But before you know it you are running with a new pack and you have taken your eyes of the controls. Your altitude has dropped and your speed is erratic. You might begin to focus on different and new issues…you can lose focus altogether. Don’t worry it’s easy… its easy to get distracted or even get an attack of wandering monkey mind. That reminds me…I recently visited an exhibition at the Barbican in London on Consciousness and its quite easy to see how our minds might be distracted by the sheer complexity of competing demands, intertwined with the complexity of our lives and busy business markets. It reminded me of the book by the founder of Patagonia clothing, Yvon Chouinard called Let My People Go Surfing and why distractions might be a good thing…
“Work had to be enjoyable on a daily basis. We all had to come to work on the balls of our feet, going up the stairs two steps at a time. We needed to be surrounded by friends who could dress whatever way they wanted, even barefoot. We needed to have flex time to surf the waves when they were good, or ski the powder after a big snowstorm, or stay home and take care of a sick child. We needed to blur that distinction between work and play and family“
So, how can businesses keep the pot from boiling over or boiling dry? How do we keep our eyes on the ball? How do they maintain those levels of value consistency which led us to start out on their beautiful business journey?
First, distraction may, from time to time, be good; second, values will go through some form of transformation anyway, but lets hope for the better; third, most businesses may have some kind of strategy thinking process but do they have a monitoring system in place which sends back signals when values go off track?

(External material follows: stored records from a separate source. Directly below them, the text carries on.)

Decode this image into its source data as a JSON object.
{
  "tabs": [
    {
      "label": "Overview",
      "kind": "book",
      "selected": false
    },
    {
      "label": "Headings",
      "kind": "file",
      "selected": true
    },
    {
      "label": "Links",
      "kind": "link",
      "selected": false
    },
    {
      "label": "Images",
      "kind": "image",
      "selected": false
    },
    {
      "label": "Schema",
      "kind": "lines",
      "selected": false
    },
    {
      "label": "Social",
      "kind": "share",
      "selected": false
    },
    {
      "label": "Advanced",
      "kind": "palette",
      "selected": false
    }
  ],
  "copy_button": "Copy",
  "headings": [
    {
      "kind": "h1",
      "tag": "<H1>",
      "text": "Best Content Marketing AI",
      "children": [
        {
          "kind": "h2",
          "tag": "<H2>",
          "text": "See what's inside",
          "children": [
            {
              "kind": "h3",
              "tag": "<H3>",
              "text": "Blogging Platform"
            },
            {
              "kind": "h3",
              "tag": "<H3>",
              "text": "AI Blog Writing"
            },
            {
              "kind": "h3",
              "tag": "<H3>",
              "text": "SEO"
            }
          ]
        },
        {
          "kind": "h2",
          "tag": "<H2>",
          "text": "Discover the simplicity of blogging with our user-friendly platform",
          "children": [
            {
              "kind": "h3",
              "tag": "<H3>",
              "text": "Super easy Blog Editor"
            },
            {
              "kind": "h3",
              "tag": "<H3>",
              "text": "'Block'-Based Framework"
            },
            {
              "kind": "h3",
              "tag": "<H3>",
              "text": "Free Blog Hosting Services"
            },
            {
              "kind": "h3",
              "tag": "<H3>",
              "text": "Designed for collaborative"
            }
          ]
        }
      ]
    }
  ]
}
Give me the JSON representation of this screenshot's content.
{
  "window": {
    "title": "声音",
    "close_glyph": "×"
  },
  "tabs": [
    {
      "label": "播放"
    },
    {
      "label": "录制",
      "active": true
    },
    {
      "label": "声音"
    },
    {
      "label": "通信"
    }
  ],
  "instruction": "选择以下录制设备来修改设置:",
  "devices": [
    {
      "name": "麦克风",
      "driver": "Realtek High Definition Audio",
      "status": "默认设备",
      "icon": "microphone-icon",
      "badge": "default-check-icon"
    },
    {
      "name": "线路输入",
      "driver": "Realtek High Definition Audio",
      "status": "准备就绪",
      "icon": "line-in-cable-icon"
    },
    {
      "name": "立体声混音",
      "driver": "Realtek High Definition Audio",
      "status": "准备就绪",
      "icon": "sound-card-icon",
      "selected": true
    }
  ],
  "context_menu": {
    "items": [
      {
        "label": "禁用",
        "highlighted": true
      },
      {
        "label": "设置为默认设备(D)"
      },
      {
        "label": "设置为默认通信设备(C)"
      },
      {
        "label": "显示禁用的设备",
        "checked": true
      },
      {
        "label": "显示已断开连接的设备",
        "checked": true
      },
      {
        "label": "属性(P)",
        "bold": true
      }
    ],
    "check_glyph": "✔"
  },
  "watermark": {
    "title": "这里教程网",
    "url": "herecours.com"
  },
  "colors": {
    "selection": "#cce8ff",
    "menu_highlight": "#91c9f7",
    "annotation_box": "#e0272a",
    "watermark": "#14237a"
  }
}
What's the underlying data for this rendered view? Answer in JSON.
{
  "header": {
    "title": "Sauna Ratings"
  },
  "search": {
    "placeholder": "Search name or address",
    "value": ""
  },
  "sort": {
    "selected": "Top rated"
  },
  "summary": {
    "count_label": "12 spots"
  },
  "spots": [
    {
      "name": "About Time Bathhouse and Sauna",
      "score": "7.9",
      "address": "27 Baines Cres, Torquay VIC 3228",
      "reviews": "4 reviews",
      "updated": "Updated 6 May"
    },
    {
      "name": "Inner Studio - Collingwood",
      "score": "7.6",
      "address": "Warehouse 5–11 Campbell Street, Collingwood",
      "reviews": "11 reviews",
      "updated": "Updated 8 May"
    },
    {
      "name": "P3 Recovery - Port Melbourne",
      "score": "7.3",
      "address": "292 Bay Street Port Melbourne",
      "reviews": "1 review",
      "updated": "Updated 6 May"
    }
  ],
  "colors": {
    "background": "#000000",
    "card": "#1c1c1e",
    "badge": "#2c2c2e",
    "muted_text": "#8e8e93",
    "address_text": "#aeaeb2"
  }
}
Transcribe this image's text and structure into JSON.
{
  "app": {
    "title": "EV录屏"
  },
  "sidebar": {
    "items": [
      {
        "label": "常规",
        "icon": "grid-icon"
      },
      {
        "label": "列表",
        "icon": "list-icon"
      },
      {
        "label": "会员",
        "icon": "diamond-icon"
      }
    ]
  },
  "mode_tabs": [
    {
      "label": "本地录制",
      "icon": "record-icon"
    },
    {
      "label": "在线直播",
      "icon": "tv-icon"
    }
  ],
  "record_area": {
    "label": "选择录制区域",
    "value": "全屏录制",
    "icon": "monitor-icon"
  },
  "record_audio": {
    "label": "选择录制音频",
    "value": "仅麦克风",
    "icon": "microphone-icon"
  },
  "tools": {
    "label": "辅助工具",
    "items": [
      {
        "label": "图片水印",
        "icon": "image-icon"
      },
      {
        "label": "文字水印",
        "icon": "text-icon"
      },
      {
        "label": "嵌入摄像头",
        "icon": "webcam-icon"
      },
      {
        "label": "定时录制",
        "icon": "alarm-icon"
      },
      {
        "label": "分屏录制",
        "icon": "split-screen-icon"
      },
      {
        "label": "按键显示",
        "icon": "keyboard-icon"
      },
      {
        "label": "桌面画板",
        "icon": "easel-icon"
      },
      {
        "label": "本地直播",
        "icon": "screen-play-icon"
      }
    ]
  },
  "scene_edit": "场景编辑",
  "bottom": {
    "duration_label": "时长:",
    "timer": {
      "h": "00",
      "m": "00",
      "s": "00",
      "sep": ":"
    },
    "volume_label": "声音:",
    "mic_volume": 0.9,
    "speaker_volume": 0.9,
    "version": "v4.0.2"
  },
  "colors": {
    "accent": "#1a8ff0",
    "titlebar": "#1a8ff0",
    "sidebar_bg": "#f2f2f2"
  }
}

We might look for unusual solutions to stay focused and on track. The answer come from afar…meditation, concentration and mindfulness. Interestingly, an increasing number of companies, both big and small, are embracing meditation as a method of re-centring themselves and their employees. Meditation and mindfulness certainly has its place. Indeed an opportunity to meditate in the workplace is being used with increasingly frequency as a great way for employees to reduce stress and to lessen workplace irritability and perhaps be more ‘productive’.
But lets not take the word too literally. What I am talking about is revisiting your values and thinking about why you started into business in the first place. Don’t let anyone tell you that values have no place in business and they are a form of sentimentality that will be soon crushed out of you. Thats not true. Sentimentally and values do pay and big business has woken up to that fact. Consumers prefer businesses with values, businesses which give back, businesses which care and rather than deplete and take resources, they try to add value. These are beautiful businesses.
Be Mindful…be aware of the present and keep yourself tuned in…Concentrate…don’t ruminate or focus on distractions…Be insightful…allows you to get the best out of your concentration and values.
Have you visited your values today…?
I have to remind myself too and I do this by revisiting my values and thinking about why I engage and what inspired me in the first place. Think about the connections you have made and the impacts you and your business have. Think about your relationships with others, with those around you, those who work with you and the community and environment you live in. Think about the products you sell and those you make and look at the changes you might have made along the way. You might also take time to think about nonbusiness…those elements which feed your business well-being. These are intangibles often overlooked. Thich Nhat Hanh the Buddhist Zen master says business can’t exist without nonbusiness elements, that is that nothing can exist by itself alone and everything depends upon everything else. Businesses must think about these interconnections and the value of our actions on other phenomena. If we forget this we really do need to go back to basics.
Taking care of nonbusiness..
Being diligent…You need to stop, slow down and revisit. I do…or at least I try. Thich Nhat Hanh likens this to being awake. Think about when you had that moment of clarity when you started you beautiful business, capture it and try to stay awake and if you need down time to think…do it right. If we lose out values we lose our business and our humanity.